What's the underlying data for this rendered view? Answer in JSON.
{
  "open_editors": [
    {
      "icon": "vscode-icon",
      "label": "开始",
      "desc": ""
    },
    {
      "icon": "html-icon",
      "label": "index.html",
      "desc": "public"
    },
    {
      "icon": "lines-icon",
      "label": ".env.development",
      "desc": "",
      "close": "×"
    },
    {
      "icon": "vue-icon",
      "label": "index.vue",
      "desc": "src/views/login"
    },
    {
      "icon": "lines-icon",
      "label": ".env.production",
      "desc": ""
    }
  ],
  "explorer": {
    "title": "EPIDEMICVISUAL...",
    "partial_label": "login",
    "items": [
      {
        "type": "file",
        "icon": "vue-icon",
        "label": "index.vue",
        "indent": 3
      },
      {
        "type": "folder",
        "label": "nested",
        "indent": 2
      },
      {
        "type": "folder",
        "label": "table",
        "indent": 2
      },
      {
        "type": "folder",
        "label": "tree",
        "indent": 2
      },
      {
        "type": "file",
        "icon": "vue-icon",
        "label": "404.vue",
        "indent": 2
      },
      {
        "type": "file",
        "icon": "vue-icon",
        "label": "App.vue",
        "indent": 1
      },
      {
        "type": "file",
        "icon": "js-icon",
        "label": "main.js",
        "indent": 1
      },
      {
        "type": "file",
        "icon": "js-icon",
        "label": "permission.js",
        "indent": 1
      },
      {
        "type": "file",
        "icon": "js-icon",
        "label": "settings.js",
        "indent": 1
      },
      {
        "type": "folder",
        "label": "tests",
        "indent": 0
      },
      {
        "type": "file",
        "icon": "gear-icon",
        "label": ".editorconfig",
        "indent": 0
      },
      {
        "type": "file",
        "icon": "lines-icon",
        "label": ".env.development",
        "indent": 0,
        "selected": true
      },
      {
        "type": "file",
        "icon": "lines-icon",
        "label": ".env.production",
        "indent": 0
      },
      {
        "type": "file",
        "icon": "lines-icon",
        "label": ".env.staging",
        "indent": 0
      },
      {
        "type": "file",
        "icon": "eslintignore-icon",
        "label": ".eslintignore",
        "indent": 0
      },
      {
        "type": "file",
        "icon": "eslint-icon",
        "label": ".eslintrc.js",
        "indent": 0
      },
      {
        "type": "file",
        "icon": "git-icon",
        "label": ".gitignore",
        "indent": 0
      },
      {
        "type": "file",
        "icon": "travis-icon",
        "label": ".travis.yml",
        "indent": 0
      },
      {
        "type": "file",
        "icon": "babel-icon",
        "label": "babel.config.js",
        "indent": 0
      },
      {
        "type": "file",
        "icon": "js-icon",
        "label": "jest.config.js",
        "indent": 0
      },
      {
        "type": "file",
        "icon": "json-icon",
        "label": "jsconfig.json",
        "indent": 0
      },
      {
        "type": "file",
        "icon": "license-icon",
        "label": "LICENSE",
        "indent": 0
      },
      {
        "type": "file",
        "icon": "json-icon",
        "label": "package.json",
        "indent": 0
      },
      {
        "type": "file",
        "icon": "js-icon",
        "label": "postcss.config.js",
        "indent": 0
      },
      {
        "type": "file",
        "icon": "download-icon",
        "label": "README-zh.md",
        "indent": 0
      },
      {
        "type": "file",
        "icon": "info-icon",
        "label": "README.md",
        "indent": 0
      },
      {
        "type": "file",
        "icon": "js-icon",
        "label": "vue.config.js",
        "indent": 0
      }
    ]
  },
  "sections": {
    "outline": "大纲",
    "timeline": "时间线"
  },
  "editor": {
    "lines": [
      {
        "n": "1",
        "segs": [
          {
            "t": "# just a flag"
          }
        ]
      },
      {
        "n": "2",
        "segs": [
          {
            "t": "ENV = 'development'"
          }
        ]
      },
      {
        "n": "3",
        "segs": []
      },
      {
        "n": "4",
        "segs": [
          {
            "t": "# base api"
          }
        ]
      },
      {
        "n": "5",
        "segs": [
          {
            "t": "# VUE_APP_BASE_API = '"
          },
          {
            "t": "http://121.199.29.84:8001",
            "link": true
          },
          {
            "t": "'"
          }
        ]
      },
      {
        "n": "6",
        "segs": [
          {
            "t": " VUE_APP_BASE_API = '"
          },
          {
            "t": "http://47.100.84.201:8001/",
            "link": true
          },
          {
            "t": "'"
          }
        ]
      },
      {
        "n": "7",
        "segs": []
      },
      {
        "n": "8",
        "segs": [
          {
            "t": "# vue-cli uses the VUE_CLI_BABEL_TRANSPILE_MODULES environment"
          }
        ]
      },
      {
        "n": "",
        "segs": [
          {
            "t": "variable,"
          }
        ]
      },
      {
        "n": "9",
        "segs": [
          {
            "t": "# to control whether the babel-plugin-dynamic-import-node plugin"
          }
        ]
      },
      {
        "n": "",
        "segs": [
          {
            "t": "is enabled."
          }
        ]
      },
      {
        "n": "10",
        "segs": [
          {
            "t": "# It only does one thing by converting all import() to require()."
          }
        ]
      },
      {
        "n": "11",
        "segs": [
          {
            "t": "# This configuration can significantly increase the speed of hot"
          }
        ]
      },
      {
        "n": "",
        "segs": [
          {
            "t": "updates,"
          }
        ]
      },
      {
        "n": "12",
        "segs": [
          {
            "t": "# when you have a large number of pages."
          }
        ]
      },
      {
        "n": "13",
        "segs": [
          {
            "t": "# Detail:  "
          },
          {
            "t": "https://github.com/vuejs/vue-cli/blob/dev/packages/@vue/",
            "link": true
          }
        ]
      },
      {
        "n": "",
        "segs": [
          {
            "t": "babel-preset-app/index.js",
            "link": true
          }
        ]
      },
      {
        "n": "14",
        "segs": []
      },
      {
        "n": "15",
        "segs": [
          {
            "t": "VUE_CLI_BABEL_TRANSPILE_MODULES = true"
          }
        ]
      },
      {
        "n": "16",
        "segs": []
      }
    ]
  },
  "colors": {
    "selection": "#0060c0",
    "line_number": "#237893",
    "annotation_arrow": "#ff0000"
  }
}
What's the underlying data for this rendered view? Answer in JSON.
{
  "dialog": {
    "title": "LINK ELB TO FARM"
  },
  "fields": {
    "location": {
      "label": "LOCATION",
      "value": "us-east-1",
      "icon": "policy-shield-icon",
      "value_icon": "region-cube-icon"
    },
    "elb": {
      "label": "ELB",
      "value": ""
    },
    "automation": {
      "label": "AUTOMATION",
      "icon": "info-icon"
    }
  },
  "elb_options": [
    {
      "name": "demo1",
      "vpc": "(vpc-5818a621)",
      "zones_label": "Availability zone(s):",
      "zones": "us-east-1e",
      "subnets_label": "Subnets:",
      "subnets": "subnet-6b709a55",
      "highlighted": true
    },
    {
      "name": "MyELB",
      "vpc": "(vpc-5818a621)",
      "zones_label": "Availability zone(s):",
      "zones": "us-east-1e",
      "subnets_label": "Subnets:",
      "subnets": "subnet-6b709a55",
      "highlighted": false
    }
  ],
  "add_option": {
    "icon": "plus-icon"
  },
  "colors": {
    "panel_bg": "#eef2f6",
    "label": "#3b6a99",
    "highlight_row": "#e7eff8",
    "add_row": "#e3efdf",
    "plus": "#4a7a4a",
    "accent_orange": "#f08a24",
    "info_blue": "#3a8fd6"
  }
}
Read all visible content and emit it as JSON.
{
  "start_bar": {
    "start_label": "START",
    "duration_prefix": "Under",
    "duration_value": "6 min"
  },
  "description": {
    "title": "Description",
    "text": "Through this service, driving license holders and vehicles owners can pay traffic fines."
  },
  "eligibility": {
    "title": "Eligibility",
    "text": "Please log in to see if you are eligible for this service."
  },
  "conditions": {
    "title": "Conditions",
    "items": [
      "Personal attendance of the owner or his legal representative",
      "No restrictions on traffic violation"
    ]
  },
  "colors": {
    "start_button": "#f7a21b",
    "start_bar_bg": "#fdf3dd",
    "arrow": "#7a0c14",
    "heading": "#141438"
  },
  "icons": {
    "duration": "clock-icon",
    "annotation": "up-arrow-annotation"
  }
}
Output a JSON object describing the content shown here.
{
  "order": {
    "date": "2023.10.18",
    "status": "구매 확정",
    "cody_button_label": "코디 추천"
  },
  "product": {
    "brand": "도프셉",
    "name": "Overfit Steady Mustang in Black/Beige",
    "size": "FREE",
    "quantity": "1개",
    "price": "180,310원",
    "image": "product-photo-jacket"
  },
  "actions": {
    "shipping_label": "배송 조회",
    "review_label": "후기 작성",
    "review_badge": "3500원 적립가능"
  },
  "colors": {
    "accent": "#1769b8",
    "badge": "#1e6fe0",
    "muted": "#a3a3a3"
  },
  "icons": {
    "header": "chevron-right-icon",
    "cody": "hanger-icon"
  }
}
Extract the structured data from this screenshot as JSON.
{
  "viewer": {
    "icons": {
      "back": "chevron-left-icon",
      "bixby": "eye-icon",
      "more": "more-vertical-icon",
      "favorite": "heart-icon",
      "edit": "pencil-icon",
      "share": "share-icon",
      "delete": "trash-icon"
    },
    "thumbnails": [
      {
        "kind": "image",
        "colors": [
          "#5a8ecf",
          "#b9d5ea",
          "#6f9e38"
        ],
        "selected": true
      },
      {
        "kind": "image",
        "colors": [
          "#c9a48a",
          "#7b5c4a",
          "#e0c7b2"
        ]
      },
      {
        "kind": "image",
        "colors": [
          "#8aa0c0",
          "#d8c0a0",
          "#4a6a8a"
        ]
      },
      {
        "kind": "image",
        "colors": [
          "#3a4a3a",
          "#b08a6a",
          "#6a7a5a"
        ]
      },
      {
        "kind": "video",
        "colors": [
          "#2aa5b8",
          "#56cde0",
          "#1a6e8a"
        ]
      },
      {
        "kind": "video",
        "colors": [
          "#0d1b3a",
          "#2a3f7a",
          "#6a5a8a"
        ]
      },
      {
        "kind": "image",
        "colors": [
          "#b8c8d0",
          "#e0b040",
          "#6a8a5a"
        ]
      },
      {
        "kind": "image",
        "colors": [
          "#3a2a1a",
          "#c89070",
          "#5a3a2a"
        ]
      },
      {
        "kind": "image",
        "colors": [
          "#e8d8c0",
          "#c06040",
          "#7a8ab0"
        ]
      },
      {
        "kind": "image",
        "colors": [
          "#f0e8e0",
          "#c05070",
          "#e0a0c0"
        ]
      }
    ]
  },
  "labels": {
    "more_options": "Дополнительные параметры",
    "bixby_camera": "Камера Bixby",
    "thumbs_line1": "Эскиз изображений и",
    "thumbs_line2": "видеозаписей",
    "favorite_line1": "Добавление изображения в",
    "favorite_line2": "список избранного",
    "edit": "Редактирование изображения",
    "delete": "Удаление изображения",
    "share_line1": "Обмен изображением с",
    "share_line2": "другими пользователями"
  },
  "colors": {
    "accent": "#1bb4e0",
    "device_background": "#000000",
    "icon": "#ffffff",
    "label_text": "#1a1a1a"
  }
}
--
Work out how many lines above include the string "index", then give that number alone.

4